Being perfectly blunt: you are a guest, and the party may end at any time. There are no warranties of any kind that you will find a working server the next second after you read this.


from Paulo Laureano (PT) posts

Upgrades em várias máquinas de linux (ubuntu servers e Mint desktops) fizeram a minha tarde. Correu tudo normalmente, com um par de horas de puzzles à mistura no caso dos upgrades para o Mint 21.1, mas não mais complicado que o expectável.

Pelo meio nasceu este novo servidor de Writefreely, muito pelo charme minimalista da plataforma. Eu adoro este tipo de abordagens. Tinha de experimentar a plataforma, gostei do que vi e vou manter a instalação.

Espreitei também o micro.blog, que é muito na linha do Mastodon, e de que não gostei particularmente. Em particular a ideia de não haver crosspostings (boosts), porque alguma coisa ser viral é forçosamente “negativa” decididamente não me agrada.

Gostei (muito) de ver em ambos os casos as respectivas comunidades a pagar hosting. O modelo de que uma coisa que custa dinheiro (a alguém) pareça ser gratuito é insustentável no médio/longo prazo. É claro que pode haver sempre malta super-generosa a pagar a festa de todos, mas duvido que escale ou dure muito tempo.

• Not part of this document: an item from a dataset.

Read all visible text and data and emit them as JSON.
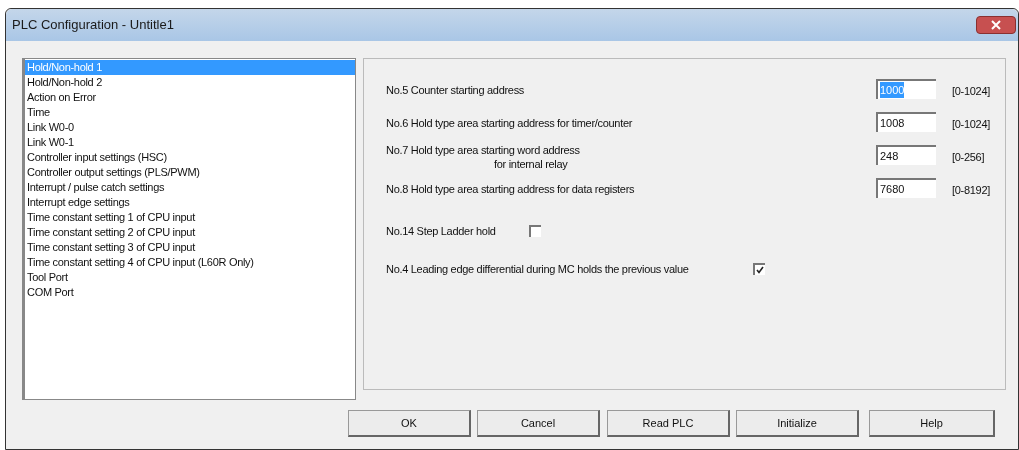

Eu não me sinto confortável como “convidado” dessas pessoas. Esse é um dos motivos que me levam a fazer hosting dos meus próprios servidores. Partilho os mesmos com familia e amigos, como partilho a minha casa quando recebo pessoas. Toda a gente sabe que a festa acaba quando não me apetecer pagar mais copos ou perder a pachorra para andar a limpar a casa. Há zero compromisso meu de manter a festa indefinidamente. É porreiro e divertido enquanto durar e quando acabar ficam as memórias.

Um amigo perguntou-me se não era uma situação precária usar o meu servidor de Mastodon. Se não era melhor ir para um que fosse mais estável e tivesse um compromisso de longo prazo com utilizadores... é. É melhor. Se isso for real. Talvez esse servidor seja mais lento em determinados momentos, mas fora isso, só vejo vantagens. Boa sorte a descobrir a base desse compromisso entre quem estiver a pagar as contas e quem estiver só a gozar o prato. É só uma questão de perspectiva e fé, se um servidor aleatório de Mastodon tem (de facto) um compromisso maior que qualquer outro.

É por isso que eu gosto do contexto de servidores pagos. Porque há uma relação contratual e o crescimento é sustentável, equilibrado e, se calhar, até apetecível para ambas as partes. Se por outro lado a aposta é de “ter fé” que quem paga as contas continuará a pagar, porque sim, e quem faz manutenção continuará a fazer, também porque sim... não me parece uma situação confortável. Pelo menos não é confortável para mim.

Prefiro mesmo pagar as minhas próprias bebidas, estar em minha casa, e receber por cá apenas as pessoas com quem gosto de partilhar o oxigénio. Se isso dura um dia ou anos? Sei lá. Estar vivo é uma condição precária e com um péssimo diagnóstico de longo prazo. Não sei se terei a mesma capacidade financeira que tenho hoje no futuro. Nada é certo, excepto que o destino das minhas contas está nas minhas mãos, depende apenas de mim, e em nada da boa-vontade de terceiros.

É exactamente como gosto que seja.